Now is a great time to help your youth group learn how to share the gospel, talk about Jesus, and encourage others to do the same. In Mark 16:15, Jesus commanded for all of us to proclaim the gospel to others and obeying him has no age limit. Show your students that they can make a godly impact on not just their classmates, but the entire world—and the time starts now.
At RightNow Media, our goal is to provide churches and student ministries with access to a library curated with the latest teaching for youth Bible studies from premier teachers. Including series like Not A Fan: Teen Edition by Kyle Idleman and a number of RightNow Media Originals, we have thousands of options for your Bible study. Here are five video Bible studies that are perfect for your youth group or student ministry—plus check out our youth Bible study roadmap to make curriculum planning a breeze.

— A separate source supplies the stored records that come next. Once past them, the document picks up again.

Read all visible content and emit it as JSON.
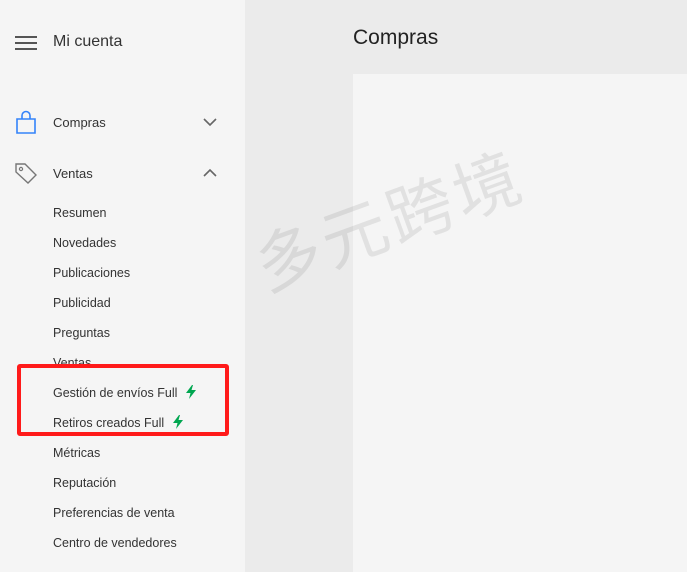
{
  "sidebar": {
    "account_title": "Mi cuenta",
    "sections": [
      {
        "label": "Compras",
        "icon": "shopping-bag-icon",
        "expanded": false
      },
      {
        "label": "Ventas",
        "icon": "tag-icon",
        "expanded": true
      }
    ],
    "ventas_items": [
      "Resumen",
      "Novedades",
      "Publicaciones",
      "Publicidad",
      "Preguntas",
      "Ventas",
      "Gestión de envíos Full",
      "Retiros creados Full",
      "Métricas",
      "Reputación",
      "Preferencias de venta",
      "Centro de vendedores"
    ]
  },
  "main": {
    "title": "Compras"
  },
  "watermark": "多元跨境",
  "colors": {
    "accent_blue": "#3483fa",
    "full_green": "#00a650",
    "highlight_red": "#ff1a1a"
  }
}
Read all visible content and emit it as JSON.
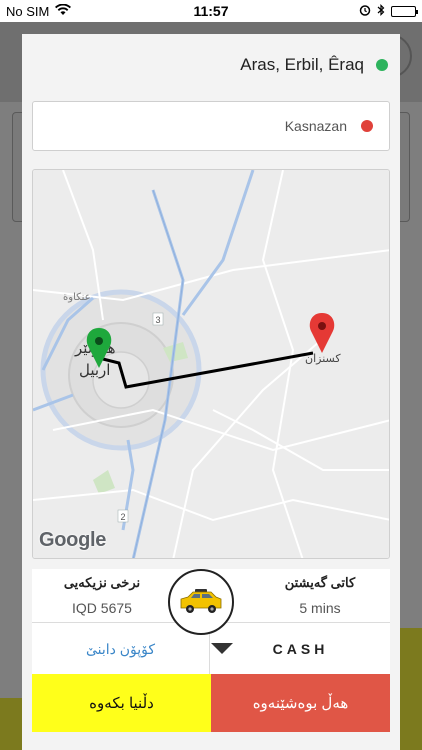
{
  "status_bar": {
    "carrier": "No SIM",
    "time": "11:57"
  },
  "route": {
    "origin": "Aras, Erbil, Êraq",
    "origin_color": "#2db35d",
    "destination": "Kasnazan",
    "destination_color": "#e0413a"
  },
  "map": {
    "labels": [
      "عنكاوة",
      "هەولێر",
      "اربيل",
      "كسنزان",
      "3",
      "2"
    ],
    "provider_logo": "Google",
    "route_color": "#000000",
    "start_marker_color": "#1ea83c",
    "end_marker_color": "#e53935"
  },
  "trip_info": {
    "price_title": "نرخی نزیکەیی",
    "price_value": "IQD 5675",
    "arrival_title": "کاتی گەیشتن",
    "arrival_value": "5 mins",
    "vehicle_icon": "taxi-icon"
  },
  "options": {
    "coupon_label": "کۆپۆن دابنێ",
    "payment_label": "CASH",
    "accent_color": "#3a86c8"
  },
  "actions": {
    "confirm_label": "دڵنیا بکەوە",
    "cancel_label": "هەڵ بوەشێنەوە",
    "confirm_color": "#ffff1a",
    "cancel_color": "#e05646"
  }
}
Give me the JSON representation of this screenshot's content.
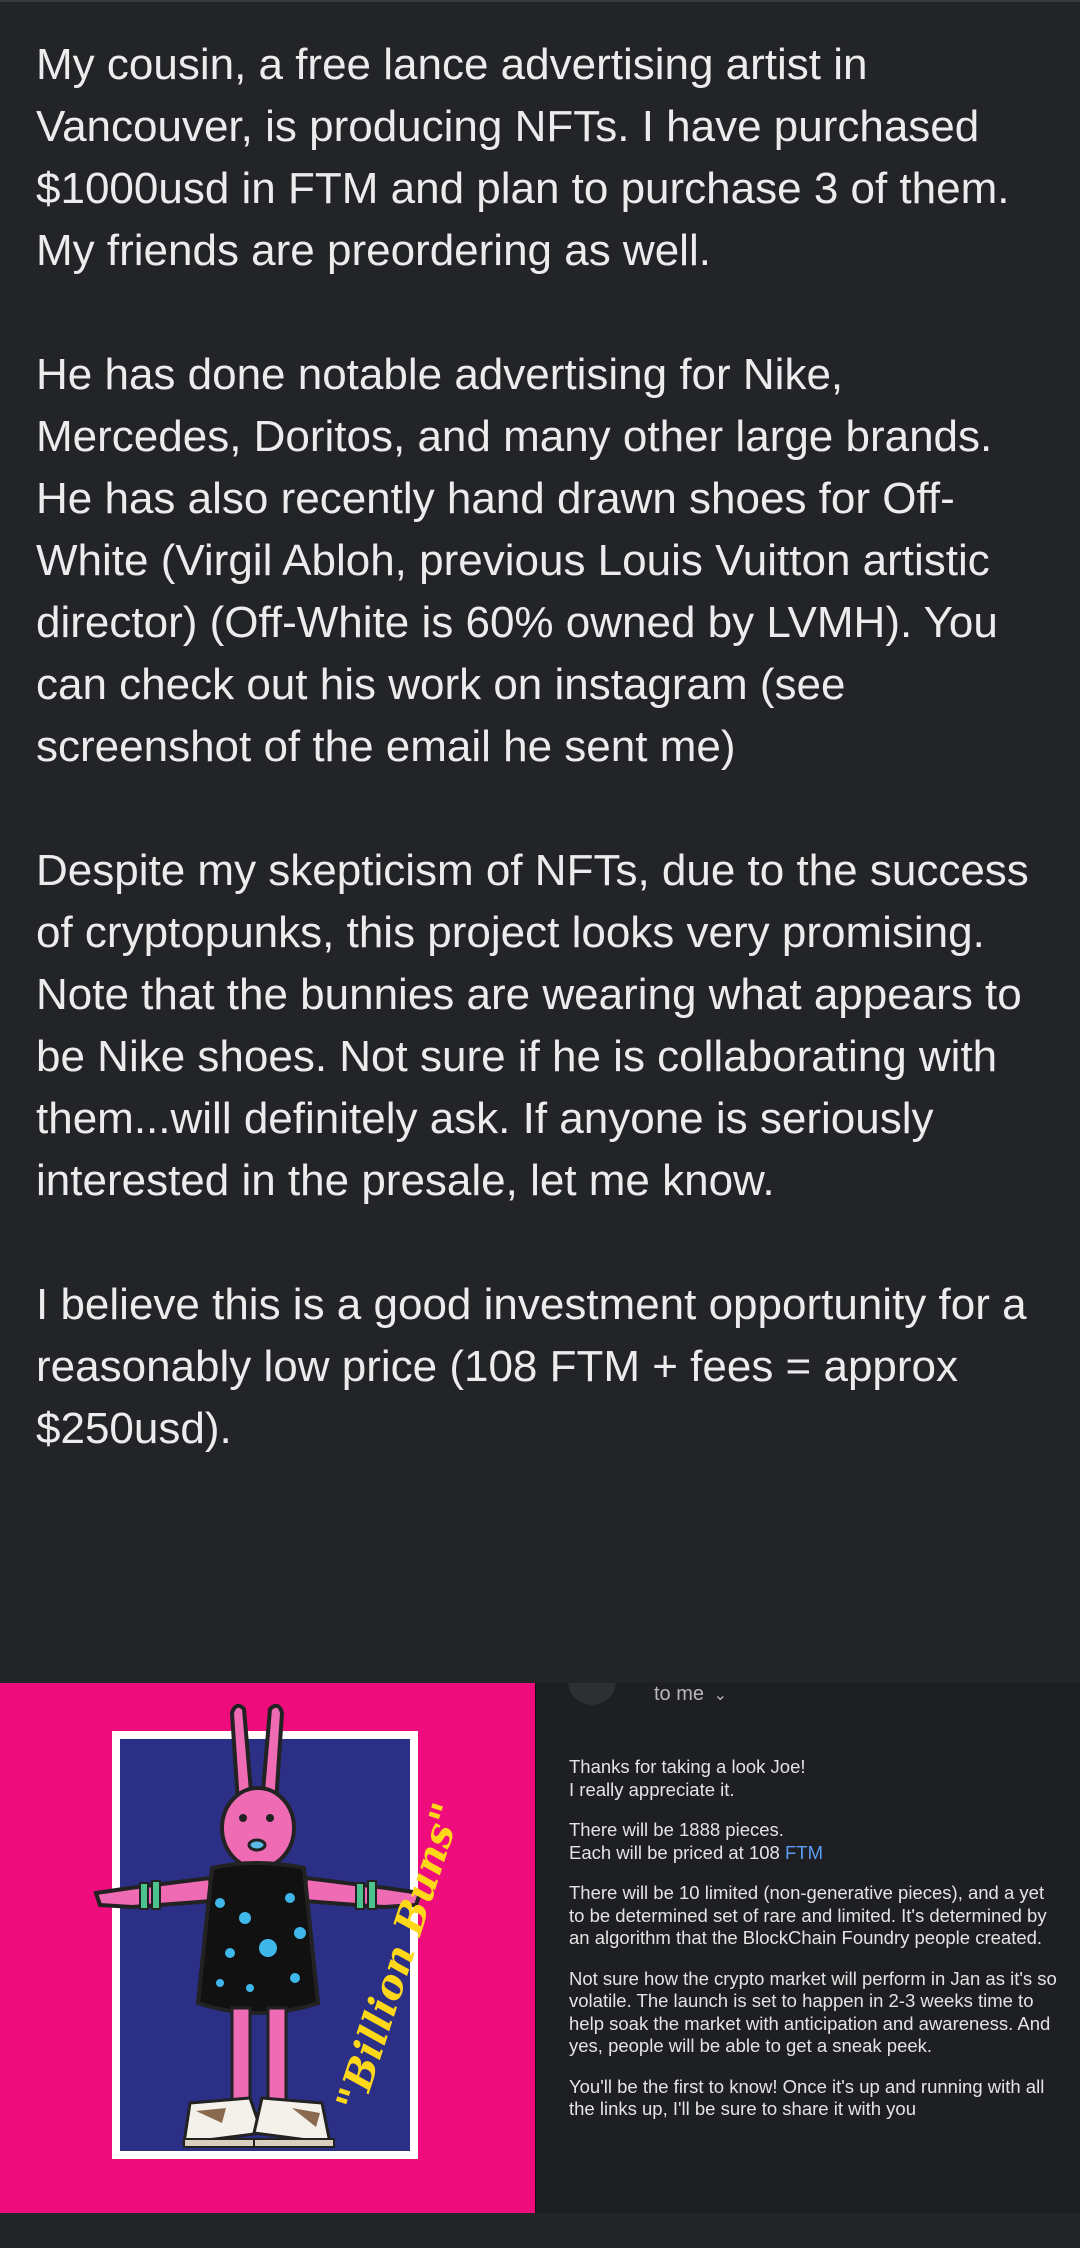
{
  "post": {
    "paragraphs": [
      "My cousin, a free lance advertising artist in Vancouver, is producing NFTs.  I have purchased $1000usd in FTM and plan to purchase 3 of them.  My friends are preordering as well.",
      "He has done notable advertising for Nike, Mercedes, Doritos, and many other large brands.  He has also recently hand drawn shoes for Off-White (Virgil Abloh, previous Louis Vuitton artistic director) (Off-White is 60% owned by LVMH).  You can check out his work on instagram (see screenshot of the email he sent me)",
      "Despite my skepticism of NFTs, due to the success of cryptopunks, this project looks very promising.  Note that the bunnies are wearing what appears to be Nike shoes.  Not sure if he is collaborating with them...will definitely ask.  If anyone is seriously interested in the presale, let me know.",
      "I believe this is a good investment opportunity for a reasonably low price (108 FTM + fees = approx $250usd)."
    ]
  },
  "artwork": {
    "signature": "\"Billion Buns\"",
    "background_color": "#ef0c7c",
    "accent_color": "#ffd81a"
  },
  "email": {
    "recipient_label": "to me",
    "lines": {
      "greeting_1": "Thanks for taking a look Joe!",
      "greeting_2": "I really appreciate it.",
      "pieces": "There will be 1888 pieces.",
      "price_prefix": "Each will be priced at 108 ",
      "price_link": "FTM",
      "limited": "There will be 10 limited (non-generative pieces), and a yet to be determined set of rare and limited. It's determined by an algorithm that the BlockChain Foundry people created.",
      "market": "Not sure how the crypto market will perform in Jan as it's so volatile. The launch is set to happen in 2-3 weeks time to help soak the market with anticipation and awareness. And yes, people will be able to get a sneak peek.",
      "closing": "You'll be the first to know! Once it's up and running with all the links up, I'll be sure to share it with you"
    },
    "link_color": "#5b9cf2"
  }
}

Christians today face all kinds of challenges when it comes to understanding who they are and what they’re meant to do. There’s no shortage of options that claim to offer “truth.” If we aren’t careful, we can find ourselves chasing after popular opinion all the while neglecting the unchanging truth found in Scripture. In this four-session youth Bible study, pastor and author Francis Chan invites students into the power that comes from anchoring their identity in Christ.
Today’s world tells teens to walk around life with a mirror in front of their face. They question their looks, persona, and acceptance nonstop, thinking that one more post on social media might gain people’s attention. But God offers an alternative mirror. When God rules over our lives, he flips everything upside down. In this youth Bible study, Jonathan Evans will walk students through the parables in Luke to teach what it looks like for God to rule our lives.
Teenagers often feel trapped. They’re stuck in the same habits, depression sets in, and they wonder about their purpose. The lie that nothing will ever change pulls teenagers deeper into the rut. But Jesus offers us a way out. In this four-part youth Bible study, Nick Hall talks to students about how a relationship with Jesus changes everything—our identity, relationships, habits, and mission.
Have you ever felt stuck? Sometimes life feels rigid—as if nothing could ever really change. Maybe we’re afraid of taking a step of faith. Or maybe we’re too injured from the past to move forward. No matter where you find yourself, you can make the most of today. In this inspirational series, Heisman Trophy winner Tim Tebow shares stories from his life to illustrate what it means to seize each day for God’s glory.
What do you want to be when you grow up? It was an easy question to answer when they were little, but life gets complicated for teen girls. When they get stuck in drama, discontentment, sadness, and shame, how can they even begin to look ahead to the future? In this four-part Bible study, Jennie Allen, founder of IF:Gathering, inspires teen girls to throw off everything that holds them back and be energized by God’s dream for them. Dreaming big starts now.